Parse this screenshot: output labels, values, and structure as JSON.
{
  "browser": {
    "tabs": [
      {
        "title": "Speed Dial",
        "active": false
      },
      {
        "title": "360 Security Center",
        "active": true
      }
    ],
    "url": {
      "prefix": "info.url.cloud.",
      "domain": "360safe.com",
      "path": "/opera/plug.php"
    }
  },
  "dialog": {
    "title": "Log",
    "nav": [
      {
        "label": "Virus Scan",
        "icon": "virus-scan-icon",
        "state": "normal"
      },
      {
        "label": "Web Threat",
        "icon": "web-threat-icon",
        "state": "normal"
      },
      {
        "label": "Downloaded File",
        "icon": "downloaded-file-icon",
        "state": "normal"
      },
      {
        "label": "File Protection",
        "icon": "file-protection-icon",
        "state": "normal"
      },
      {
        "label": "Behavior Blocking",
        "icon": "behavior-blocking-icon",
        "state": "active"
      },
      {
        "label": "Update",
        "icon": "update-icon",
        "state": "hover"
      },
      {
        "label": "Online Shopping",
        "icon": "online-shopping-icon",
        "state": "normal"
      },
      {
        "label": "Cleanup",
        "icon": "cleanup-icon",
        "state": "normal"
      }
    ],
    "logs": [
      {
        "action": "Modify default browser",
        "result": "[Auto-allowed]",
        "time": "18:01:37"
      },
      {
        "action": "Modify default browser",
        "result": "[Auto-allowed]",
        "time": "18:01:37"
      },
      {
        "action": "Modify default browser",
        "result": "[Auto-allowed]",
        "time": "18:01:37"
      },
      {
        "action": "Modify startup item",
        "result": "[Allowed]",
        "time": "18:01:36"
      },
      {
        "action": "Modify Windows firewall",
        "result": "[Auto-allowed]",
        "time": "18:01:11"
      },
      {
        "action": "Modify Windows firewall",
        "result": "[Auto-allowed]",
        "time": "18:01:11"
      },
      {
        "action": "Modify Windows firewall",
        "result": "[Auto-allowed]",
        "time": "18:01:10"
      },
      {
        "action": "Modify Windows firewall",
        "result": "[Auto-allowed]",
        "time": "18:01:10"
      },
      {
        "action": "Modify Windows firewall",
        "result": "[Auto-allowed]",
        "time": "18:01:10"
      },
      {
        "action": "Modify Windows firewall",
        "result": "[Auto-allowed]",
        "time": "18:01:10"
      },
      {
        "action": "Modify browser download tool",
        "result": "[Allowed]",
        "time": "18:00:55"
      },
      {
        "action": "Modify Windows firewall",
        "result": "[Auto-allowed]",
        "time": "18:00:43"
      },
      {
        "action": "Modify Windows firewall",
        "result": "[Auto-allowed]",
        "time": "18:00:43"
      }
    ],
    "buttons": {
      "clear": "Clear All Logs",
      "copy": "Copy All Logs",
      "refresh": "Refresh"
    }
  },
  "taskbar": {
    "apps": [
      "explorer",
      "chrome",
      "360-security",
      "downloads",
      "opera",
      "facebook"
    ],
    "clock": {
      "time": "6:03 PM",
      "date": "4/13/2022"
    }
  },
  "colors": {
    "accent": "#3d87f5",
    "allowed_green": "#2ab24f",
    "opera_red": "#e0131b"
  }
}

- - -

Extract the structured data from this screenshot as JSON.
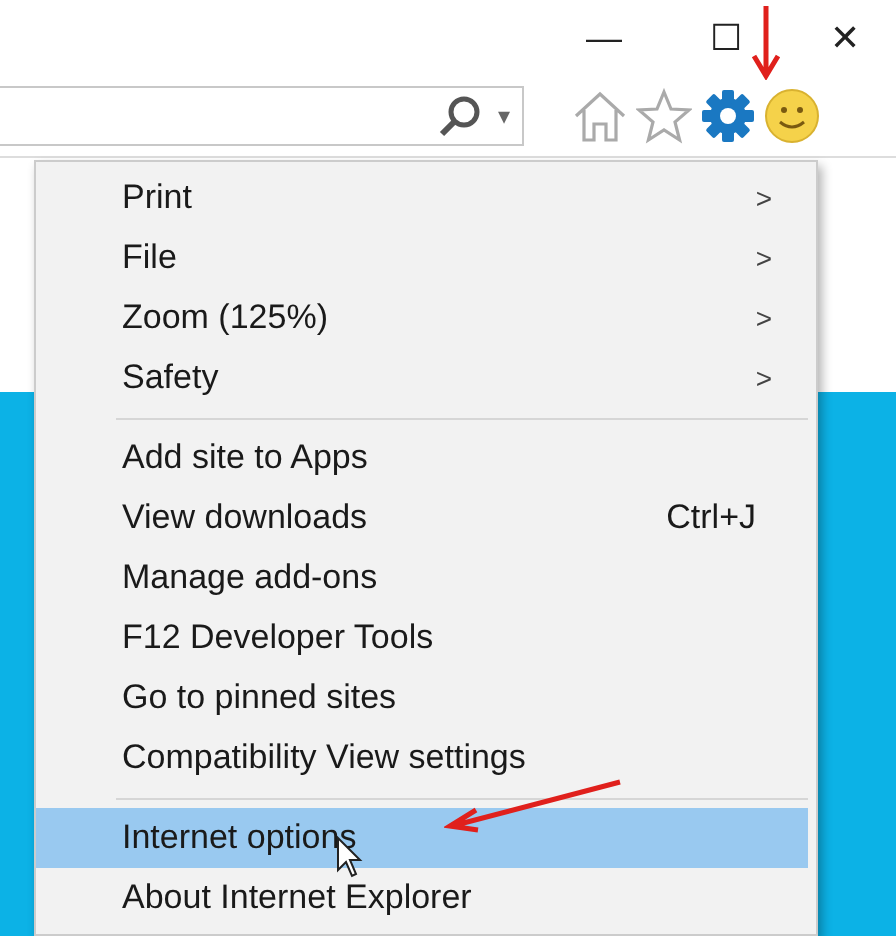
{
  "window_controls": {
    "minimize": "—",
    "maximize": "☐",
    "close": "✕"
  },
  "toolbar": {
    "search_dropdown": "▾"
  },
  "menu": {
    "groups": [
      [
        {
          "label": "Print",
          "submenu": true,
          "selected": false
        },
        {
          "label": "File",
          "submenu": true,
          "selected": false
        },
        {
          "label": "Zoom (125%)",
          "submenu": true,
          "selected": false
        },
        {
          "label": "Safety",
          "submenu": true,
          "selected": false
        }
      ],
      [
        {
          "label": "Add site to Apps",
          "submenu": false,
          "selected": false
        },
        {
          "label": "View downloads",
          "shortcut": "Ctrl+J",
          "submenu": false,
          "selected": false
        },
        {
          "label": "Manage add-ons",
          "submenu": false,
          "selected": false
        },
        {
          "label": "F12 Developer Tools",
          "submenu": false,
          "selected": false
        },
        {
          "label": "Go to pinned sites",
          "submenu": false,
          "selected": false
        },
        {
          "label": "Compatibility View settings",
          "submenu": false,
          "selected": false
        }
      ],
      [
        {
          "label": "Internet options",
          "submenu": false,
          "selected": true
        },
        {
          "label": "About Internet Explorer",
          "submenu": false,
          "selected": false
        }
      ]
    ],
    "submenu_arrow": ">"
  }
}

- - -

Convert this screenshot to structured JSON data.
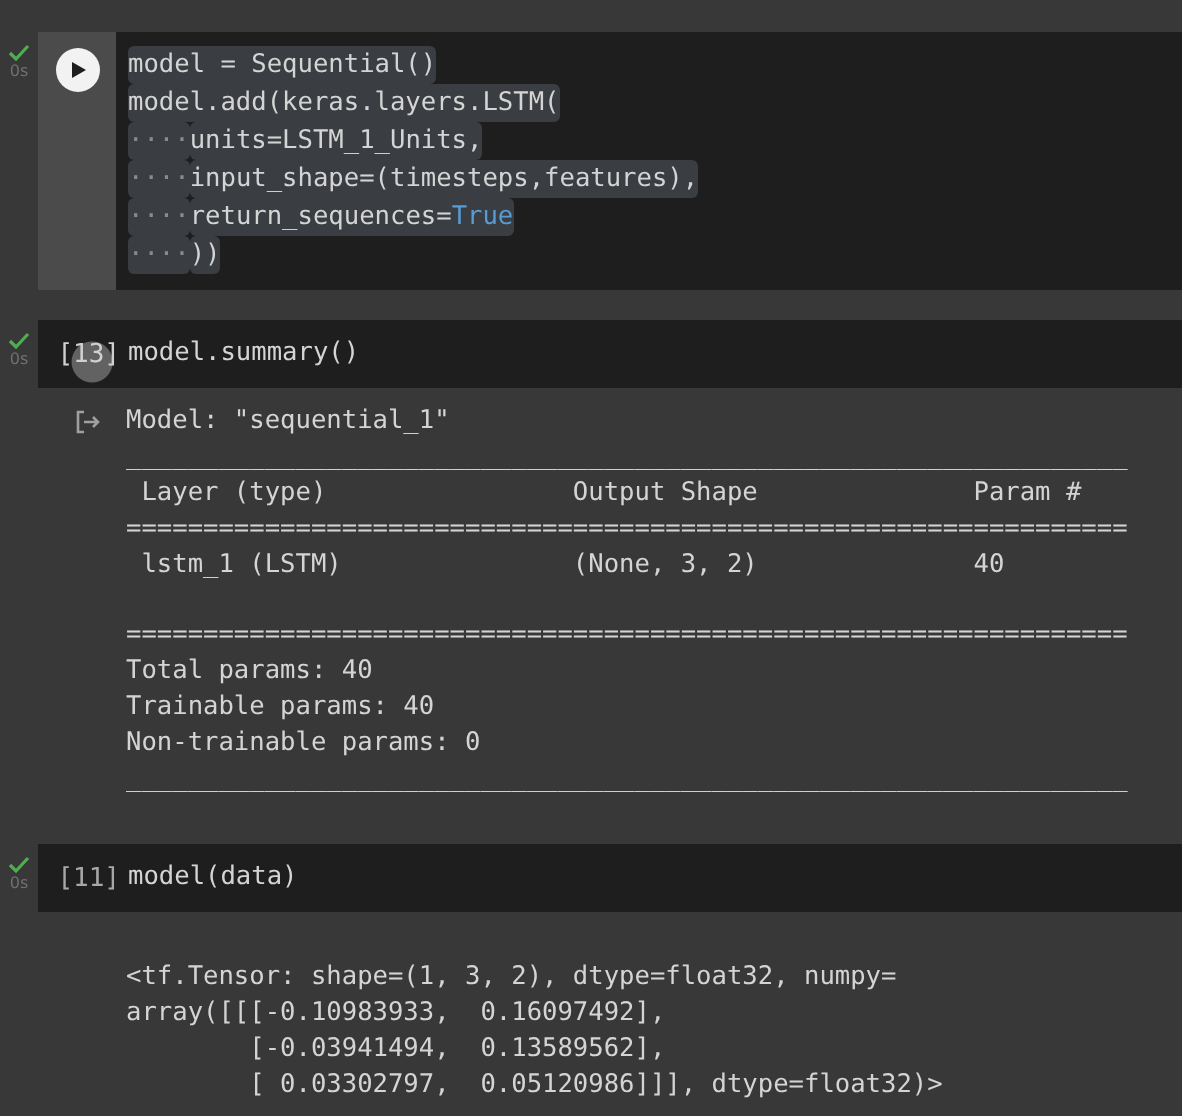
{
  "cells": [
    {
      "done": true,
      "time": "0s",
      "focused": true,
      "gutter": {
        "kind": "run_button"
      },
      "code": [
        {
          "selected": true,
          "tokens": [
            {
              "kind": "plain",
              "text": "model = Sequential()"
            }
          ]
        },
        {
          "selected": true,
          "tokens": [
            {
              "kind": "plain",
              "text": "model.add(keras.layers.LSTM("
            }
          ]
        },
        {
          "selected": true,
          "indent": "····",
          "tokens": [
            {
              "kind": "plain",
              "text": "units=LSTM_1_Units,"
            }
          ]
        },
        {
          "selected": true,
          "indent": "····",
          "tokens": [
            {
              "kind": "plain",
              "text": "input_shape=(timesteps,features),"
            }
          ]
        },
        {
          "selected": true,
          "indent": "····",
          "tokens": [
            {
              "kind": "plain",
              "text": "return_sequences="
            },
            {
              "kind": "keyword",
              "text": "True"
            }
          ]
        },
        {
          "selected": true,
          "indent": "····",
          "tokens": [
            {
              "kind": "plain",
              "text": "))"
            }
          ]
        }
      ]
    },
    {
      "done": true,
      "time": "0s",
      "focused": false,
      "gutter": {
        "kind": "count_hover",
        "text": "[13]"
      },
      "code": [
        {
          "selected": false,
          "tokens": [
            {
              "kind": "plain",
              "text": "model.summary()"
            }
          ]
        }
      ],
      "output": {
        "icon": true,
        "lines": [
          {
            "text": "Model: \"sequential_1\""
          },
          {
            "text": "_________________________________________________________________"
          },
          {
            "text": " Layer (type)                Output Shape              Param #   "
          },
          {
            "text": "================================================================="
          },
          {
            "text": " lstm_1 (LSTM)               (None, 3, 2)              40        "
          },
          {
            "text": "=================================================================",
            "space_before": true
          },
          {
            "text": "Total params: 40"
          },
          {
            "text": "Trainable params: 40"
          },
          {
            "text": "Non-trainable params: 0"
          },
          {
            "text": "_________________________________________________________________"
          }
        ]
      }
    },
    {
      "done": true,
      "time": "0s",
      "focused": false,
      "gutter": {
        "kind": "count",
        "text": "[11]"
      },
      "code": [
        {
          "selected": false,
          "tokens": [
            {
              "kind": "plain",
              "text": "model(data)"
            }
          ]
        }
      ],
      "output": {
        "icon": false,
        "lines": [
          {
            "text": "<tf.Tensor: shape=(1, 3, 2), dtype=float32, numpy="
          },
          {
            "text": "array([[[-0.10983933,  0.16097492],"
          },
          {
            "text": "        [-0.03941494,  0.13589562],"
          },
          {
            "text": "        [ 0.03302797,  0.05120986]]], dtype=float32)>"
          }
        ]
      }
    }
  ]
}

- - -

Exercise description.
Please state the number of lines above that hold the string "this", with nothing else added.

Response.
3